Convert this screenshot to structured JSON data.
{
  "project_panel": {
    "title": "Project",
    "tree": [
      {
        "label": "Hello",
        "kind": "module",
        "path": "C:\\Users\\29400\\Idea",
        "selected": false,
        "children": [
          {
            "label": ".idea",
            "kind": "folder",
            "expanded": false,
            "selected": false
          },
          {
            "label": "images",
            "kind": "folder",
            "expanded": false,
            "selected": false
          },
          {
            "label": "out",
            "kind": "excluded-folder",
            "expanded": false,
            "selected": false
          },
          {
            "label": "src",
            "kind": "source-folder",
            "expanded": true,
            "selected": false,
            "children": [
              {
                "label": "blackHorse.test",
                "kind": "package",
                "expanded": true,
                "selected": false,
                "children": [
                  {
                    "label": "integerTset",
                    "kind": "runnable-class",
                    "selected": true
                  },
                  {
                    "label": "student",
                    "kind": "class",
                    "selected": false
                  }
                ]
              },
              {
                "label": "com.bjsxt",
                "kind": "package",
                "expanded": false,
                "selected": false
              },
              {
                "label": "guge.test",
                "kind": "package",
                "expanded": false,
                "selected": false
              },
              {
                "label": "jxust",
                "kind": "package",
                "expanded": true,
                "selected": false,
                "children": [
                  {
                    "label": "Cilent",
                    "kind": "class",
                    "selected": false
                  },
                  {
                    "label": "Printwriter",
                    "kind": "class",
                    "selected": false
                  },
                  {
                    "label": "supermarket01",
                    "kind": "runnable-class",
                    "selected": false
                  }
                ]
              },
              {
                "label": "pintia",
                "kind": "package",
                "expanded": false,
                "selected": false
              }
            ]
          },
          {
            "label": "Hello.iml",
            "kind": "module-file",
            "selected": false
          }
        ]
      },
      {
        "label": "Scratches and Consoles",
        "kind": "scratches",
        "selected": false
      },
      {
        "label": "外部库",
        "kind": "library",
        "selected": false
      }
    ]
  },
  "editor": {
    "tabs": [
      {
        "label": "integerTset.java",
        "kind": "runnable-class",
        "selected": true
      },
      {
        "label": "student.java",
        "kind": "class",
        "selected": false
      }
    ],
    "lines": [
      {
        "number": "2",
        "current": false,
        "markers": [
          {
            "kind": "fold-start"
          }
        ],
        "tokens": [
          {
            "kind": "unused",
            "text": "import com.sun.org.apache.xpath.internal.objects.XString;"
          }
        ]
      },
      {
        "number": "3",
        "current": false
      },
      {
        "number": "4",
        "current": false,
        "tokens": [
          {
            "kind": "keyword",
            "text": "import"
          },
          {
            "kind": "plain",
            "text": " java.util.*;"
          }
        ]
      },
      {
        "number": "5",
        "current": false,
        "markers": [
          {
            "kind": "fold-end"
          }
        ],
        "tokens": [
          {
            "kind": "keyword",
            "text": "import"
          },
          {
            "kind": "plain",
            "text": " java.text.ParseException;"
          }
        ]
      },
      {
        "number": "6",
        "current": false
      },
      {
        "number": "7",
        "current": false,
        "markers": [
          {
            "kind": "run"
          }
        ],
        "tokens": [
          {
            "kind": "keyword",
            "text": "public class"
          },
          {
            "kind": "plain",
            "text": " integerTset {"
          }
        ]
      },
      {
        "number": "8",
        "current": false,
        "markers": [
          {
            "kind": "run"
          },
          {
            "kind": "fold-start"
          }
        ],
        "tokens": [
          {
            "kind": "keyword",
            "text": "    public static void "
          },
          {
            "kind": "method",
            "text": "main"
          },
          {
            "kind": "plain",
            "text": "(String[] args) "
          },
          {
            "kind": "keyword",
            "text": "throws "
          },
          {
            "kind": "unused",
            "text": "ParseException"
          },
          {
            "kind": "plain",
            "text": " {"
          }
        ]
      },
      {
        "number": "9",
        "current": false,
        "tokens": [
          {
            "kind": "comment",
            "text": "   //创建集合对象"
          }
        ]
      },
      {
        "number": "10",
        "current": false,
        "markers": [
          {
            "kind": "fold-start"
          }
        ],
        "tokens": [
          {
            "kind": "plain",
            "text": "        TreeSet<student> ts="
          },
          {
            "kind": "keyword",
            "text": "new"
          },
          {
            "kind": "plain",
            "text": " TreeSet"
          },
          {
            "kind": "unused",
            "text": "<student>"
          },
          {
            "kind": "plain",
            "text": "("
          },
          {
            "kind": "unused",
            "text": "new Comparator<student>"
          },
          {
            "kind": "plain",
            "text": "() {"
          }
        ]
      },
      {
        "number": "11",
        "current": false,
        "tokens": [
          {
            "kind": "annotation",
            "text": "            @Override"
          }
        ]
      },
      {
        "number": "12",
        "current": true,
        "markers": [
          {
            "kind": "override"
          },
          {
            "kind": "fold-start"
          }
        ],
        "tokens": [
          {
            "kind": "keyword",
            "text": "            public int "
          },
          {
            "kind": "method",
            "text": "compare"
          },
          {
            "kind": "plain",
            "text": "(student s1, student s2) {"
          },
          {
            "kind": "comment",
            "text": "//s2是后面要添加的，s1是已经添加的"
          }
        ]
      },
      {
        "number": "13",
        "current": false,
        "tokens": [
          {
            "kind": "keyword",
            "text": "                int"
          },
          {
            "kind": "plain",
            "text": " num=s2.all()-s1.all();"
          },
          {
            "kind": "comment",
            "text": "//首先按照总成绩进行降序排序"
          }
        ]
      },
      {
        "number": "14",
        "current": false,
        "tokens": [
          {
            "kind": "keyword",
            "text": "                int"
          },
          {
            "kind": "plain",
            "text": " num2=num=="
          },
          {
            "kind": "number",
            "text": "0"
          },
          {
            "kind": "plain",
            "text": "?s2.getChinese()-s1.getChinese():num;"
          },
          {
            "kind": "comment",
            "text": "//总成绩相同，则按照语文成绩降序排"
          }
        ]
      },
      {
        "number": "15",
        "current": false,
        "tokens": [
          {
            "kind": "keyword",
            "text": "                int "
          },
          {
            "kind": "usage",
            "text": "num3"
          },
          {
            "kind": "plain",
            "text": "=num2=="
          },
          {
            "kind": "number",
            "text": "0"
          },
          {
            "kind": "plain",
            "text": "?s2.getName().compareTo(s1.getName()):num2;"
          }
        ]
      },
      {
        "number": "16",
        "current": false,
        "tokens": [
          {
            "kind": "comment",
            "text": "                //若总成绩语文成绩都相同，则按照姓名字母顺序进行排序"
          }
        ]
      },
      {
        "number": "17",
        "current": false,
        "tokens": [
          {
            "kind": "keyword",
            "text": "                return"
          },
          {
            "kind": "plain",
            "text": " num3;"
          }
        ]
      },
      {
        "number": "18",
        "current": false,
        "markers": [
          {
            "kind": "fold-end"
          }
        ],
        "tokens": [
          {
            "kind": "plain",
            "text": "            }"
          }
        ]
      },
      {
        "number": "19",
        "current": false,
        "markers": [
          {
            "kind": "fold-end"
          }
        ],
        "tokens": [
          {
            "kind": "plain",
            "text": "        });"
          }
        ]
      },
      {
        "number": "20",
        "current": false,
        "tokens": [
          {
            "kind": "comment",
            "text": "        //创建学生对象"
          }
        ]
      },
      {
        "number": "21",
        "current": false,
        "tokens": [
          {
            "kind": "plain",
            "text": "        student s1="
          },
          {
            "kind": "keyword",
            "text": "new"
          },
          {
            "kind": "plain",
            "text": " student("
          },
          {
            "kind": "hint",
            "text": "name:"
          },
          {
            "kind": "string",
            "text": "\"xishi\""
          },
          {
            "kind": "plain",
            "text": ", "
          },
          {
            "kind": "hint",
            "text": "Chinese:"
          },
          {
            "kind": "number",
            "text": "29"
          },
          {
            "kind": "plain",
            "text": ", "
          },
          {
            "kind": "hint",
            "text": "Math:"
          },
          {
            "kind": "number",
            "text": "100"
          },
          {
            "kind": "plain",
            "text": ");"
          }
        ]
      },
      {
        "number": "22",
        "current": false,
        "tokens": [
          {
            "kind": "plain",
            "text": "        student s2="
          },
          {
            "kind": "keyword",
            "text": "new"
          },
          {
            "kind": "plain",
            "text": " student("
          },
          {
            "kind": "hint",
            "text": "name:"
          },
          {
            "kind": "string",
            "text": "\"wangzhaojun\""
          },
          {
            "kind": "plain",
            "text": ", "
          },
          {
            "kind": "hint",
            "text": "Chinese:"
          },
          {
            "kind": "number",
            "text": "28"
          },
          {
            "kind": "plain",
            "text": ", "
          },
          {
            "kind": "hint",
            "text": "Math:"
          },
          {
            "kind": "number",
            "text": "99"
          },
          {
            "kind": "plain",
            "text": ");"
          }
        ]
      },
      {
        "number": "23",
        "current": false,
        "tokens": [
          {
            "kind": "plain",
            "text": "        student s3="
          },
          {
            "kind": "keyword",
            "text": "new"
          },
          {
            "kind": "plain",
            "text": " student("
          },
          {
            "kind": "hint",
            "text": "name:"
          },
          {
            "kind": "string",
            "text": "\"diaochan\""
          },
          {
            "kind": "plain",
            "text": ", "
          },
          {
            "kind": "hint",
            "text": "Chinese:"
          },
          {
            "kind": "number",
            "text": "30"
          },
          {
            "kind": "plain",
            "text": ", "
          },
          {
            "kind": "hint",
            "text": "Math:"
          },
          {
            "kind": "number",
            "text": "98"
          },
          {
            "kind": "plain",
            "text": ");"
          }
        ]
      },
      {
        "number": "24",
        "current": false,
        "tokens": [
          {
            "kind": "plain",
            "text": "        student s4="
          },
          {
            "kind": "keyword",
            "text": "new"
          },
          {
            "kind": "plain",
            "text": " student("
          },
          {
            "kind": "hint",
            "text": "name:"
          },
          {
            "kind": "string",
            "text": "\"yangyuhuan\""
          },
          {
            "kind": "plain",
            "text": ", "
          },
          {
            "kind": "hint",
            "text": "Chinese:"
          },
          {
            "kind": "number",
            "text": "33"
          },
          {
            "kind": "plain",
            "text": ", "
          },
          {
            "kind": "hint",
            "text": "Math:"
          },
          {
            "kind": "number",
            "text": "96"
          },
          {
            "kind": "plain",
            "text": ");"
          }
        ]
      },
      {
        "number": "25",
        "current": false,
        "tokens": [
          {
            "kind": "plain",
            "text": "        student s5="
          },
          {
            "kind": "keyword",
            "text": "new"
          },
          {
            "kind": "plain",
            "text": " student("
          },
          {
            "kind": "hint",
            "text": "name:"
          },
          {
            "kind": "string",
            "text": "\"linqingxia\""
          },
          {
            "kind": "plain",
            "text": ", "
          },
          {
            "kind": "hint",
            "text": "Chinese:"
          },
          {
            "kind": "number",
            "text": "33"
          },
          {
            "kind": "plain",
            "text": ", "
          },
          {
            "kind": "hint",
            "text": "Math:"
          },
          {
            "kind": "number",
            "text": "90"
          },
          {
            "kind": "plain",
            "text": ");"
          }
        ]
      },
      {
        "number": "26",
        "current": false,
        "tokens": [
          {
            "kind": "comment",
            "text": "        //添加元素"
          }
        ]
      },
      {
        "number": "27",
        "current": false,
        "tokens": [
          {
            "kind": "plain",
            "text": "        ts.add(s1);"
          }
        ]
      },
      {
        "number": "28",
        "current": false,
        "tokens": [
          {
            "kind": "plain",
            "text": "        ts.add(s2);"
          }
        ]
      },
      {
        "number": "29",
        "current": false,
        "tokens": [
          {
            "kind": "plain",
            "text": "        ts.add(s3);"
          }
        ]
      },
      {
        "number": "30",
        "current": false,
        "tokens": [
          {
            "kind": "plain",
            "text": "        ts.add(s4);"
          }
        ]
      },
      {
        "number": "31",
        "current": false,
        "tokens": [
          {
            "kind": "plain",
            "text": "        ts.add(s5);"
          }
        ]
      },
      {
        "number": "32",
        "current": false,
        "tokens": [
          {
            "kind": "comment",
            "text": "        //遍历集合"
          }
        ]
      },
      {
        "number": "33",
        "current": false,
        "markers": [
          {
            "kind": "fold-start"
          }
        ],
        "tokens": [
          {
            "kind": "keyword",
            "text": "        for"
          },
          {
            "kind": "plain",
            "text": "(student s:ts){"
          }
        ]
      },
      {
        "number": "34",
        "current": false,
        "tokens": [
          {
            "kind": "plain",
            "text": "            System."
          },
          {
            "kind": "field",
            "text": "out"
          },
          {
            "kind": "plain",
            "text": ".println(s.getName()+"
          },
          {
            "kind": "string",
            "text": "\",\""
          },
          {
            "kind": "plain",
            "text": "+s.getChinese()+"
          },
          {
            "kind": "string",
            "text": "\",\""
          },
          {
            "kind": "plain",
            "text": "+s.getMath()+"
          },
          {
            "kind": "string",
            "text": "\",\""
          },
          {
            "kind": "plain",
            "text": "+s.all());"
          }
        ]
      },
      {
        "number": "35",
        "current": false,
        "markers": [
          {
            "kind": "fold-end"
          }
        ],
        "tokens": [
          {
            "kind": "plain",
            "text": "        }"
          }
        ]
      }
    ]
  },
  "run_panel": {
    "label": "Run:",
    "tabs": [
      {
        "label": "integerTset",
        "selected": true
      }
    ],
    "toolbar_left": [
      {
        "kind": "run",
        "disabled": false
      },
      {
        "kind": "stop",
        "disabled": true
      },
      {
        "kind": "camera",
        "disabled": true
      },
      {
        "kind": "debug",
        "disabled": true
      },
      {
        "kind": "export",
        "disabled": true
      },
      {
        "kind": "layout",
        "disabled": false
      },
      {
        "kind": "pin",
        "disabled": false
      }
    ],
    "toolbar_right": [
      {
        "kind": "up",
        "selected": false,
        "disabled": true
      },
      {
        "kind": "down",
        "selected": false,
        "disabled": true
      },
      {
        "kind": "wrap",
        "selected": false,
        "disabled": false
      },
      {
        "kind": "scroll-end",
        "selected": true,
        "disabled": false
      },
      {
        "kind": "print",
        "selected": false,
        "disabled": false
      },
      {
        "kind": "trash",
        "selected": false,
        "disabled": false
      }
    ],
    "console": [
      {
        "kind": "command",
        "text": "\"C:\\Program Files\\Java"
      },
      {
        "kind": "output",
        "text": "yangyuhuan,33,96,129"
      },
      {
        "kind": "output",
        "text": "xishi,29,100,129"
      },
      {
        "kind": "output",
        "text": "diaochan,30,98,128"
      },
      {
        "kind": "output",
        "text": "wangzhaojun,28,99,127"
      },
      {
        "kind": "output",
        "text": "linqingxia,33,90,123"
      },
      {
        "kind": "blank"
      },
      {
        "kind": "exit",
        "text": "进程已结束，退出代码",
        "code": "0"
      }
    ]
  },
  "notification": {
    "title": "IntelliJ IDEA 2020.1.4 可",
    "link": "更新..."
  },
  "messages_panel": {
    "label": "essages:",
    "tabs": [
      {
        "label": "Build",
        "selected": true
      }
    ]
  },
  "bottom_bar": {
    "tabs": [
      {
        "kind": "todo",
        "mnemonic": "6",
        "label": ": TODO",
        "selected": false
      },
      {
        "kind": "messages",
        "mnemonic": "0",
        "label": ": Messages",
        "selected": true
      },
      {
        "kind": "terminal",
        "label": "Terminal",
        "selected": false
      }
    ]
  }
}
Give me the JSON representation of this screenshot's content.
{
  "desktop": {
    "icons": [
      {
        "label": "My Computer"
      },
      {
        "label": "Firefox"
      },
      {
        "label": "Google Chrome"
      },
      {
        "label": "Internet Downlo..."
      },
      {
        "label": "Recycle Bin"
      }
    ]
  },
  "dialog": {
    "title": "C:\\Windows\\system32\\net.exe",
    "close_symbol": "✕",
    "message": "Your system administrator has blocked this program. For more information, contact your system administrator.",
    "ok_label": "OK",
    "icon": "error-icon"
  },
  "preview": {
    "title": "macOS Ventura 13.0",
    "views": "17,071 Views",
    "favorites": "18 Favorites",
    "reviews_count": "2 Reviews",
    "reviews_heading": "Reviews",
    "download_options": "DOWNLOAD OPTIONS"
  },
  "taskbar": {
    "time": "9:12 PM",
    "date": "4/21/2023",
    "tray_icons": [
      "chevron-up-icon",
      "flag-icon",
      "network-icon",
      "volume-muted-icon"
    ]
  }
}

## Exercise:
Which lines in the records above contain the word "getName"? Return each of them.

## Result:
            "text": "?s2.getName().compareTo(s1.getName()):num2;"
            "text": ".println(s.getName()+"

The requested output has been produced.